If the film tax is taken away, productions will chose to film elsewhere, either in milder climates around the US or even abroad which will take jobs away from Massachusetts residents and New England residents as a whole. Producers and production companies are simply looking for the most cost effective place to film that will give them the aesthetic they need. Without the film tax incentive, MA will not make that list and they will go elsewhere. Personally, I don’t want to be watching a movie that is supposed to be set in Boston only to find out during the credits it was filmed in Atlanta, Georgia. If films and TV shows being shot in MA dwindles, people who rely on a steady stream of productions to support themselves will be forced to relocate to other states, which means uprooting their lives and leaving their family and friends in search of work.

Although they may cost the state more, ultimately, they create a wealth of job opportunities, which is essential considering the job market has still not completely recovered from the recession. These jobs are not limited to within the film and TV industry itself. Productions coming to MA also give business to the hospitality industry. Additionally, big name celebrities coming to town and films being set here give the great state of Massachusetts some publicity, which, in turn, helps drive tourism.

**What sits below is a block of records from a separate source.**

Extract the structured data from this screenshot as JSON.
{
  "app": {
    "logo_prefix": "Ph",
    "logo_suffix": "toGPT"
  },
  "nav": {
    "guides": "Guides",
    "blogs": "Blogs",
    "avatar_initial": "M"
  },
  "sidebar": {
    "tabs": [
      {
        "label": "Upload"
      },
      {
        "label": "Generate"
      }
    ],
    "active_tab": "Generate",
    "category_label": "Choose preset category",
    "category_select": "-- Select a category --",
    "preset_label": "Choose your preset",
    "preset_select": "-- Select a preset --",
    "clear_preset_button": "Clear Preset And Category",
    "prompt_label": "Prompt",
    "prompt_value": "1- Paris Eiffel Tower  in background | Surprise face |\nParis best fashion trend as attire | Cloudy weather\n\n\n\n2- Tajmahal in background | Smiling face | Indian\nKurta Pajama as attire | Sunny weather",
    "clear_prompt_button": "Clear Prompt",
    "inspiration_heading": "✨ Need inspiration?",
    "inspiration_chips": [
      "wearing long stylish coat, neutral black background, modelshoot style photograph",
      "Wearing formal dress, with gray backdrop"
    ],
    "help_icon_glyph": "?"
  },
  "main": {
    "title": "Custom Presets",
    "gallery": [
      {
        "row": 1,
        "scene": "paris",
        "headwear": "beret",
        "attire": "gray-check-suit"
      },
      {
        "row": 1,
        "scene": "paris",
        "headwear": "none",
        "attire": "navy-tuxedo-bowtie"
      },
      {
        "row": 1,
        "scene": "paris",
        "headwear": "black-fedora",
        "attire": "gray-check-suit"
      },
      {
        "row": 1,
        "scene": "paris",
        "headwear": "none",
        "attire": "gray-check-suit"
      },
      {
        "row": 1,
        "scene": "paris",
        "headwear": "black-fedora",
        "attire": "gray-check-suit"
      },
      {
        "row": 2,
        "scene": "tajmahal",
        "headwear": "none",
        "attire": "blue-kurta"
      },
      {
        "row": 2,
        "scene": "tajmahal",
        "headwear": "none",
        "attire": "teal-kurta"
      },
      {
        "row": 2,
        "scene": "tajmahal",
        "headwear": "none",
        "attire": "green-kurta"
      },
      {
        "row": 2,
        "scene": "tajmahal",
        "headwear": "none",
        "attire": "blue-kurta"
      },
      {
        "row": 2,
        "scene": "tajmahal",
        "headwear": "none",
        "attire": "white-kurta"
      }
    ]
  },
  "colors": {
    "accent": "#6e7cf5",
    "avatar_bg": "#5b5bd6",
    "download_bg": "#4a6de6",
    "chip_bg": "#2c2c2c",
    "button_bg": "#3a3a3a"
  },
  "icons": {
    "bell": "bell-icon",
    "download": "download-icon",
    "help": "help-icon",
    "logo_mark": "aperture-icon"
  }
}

If you want to see the real faces of the MA film industry, I recommend checking out the Facebook group called Save MA Film Jobs. You might even see some Emerson Alums in there who decided to stay in MA instead of going the traditional LA route!